Abstract This presentation reclaims as trans the Shakespeare films that have been misinterpreted as homosexual. This reclamation builds a longer, intersectional history of gendered embodiment that allows early modern ideas about gender variance to attenuate our contemporary biases against trans bodies. These hitherto neglected trans films are read through the lenses of affective labor and social reparation to explore two key questions: what constitutes trans narratives in early modern and modern periods, and how do trans films about Shakespeare carry out affective labor and inform our sense of transgender history? Case studies may include Shakespeare in Love, Stage Beauty, and other films about theatre making. Audiences tend to regard transgender embodiment as socially reparative when the characters’ circumstances are ameliorated or when the characters are scripted to conform to the normative society’s expectations. Trans films have been deployed to both ends, but only the first strand empowers trans communities.
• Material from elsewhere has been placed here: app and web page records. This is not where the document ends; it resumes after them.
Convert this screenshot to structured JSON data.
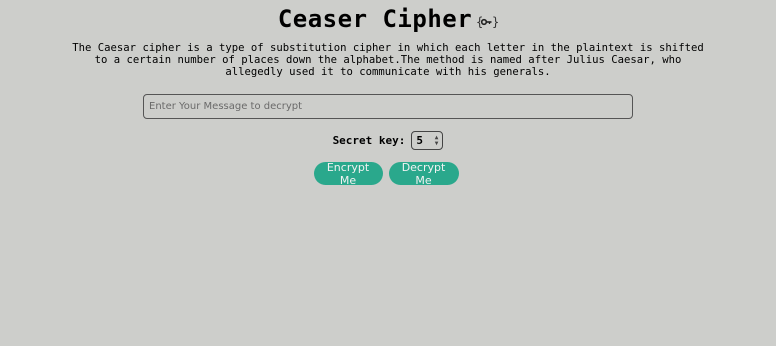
{
  "header": {
    "title": "Ceaser Cipher",
    "icon": "key-icon"
  },
  "description": "The Caesar cipher is a type of substitution cipher in which each letter in the plaintext is shifted to a certain number of places down the alphabet.The method is named after Julius Caesar, who allegedly used it to communicate with his generals.",
  "message_input": {
    "value": "",
    "placeholder": "Enter Your Message to decrypt"
  },
  "secret_key": {
    "label": "Secret key:",
    "value": "5"
  },
  "buttons": {
    "encrypt_label": "Encrypt Me",
    "decrypt_label": "Decrypt Me"
  },
  "colors": {
    "background": "#cdcecb",
    "button": "#2aa88c",
    "button_text": "#f2f2f2"
  }
}
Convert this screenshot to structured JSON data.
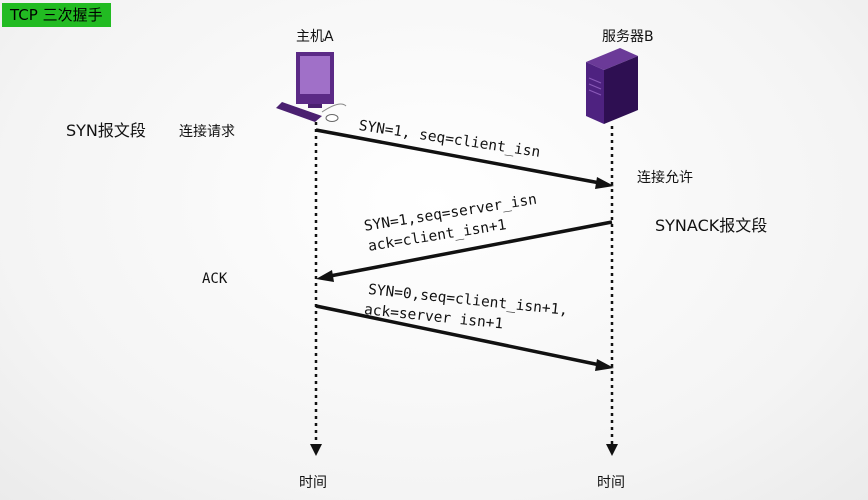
{
  "title": "TCP 三次握手",
  "host": {
    "label": "主机A",
    "time_label": "时间"
  },
  "server": {
    "label": "服务器B",
    "time_label": "时间"
  },
  "messages": {
    "syn_line": "SYN=1, seq=client_isn",
    "synack_line1": "SYN=1,seq=server_isn",
    "synack_line2": "ack=client_isn+1",
    "ack_line1": "SYN=0,seq=client_isn+1,",
    "ack_line2": "ack=server isn+1"
  },
  "annotations": {
    "syn_segment": "SYN报文段",
    "connect_request": "连接请求",
    "connect_allow": "连接允许",
    "synack_segment": "SYNACK报文段",
    "ack": "ACK"
  },
  "colors": {
    "title_bg": "#22bb22",
    "computer": "#5b2a86",
    "screen": "#a070c8",
    "server": "#3f1766",
    "line": "#111111"
  },
  "icons": {
    "host": "desktop-computer-icon",
    "server": "server-tower-icon"
  }
}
This paper critiques the current filmmaking practices that have bifurcated historical trans individuals’ lived realities into the two reparative modes. By revealing the ways in which trans identities are accepted and the limits to that acceptance, the presentation gives readers the tools to contest their own marginalization by building more capacious theories to elucidate not only performance histories of sexual transformation, but also less explicit representations of trans life.
17 February 2021 January 14.00 GMT
Speaker Paul Franssen (University of Utrecht)
Biography Paul Franssen is Assistant Professor of English Literature at the University of Utrecht. In education and research he mainly deals with English literature from the Renaissance, including Shakespeare. He also focuses on individual authors such as Jane Austen and Oscar Wilde and pays special attention to South African literature. Franssen is treasurer of the Shakespeare Society and editor of Folio, the society's magazine.
Title "Shakespeare and Son"
Abstract The putative lives of Shakespeare and his family are often appropriated by modern fiction writers to tell the kinds of stories that speak to modern concerns and sensibilities. In modern fictions, such as the recent Branagh film All is True (2018), Shakespeare's son Hamnet, who died at 11, often symbolises the guilt of absent fathers who are obsessed with their careers. In this talk, Franssen will discuss Maggie O'Farrell's 2020 novel Hamnet as an exponent of Shakespearean biofiction in general, and in light of this tradition of representations of Hamnet in particular.
23 April 2021 16.00 GMT
Speaker Gabriel Egan (De Montfort University)
Biography Gabriel Egan is Director of the English Research Institute and the Centre for Textual Studies at De Montfort University. He is a General Editor of the New Oxford Shakespeare edition (six volumes, 2016-2022) and co-editor of the journals Shakespeare and Theatre Notebook. His recent research has been in field of computational analysis of Shakespeare's writing. He teaches letterpress printing and the writing of computer software for the analysis of literary and historical texts.
Title "Collaboration in Shakespeare"
Abstract Unlike a novelist, Shakespeare could not have done much of what he did on his own. Theatre is inherently a collaborative art. Shakespeare chose to collaborate even more extensively than the art of theatre required, however, in that he also co-write some of his plays, which not all of his contemporaries did. The investigations that will form the basis of this talk are ongoing, but it is hoped to reveal new evidence for hitherto undetected co-authorship in Shakespeare's writing of plays.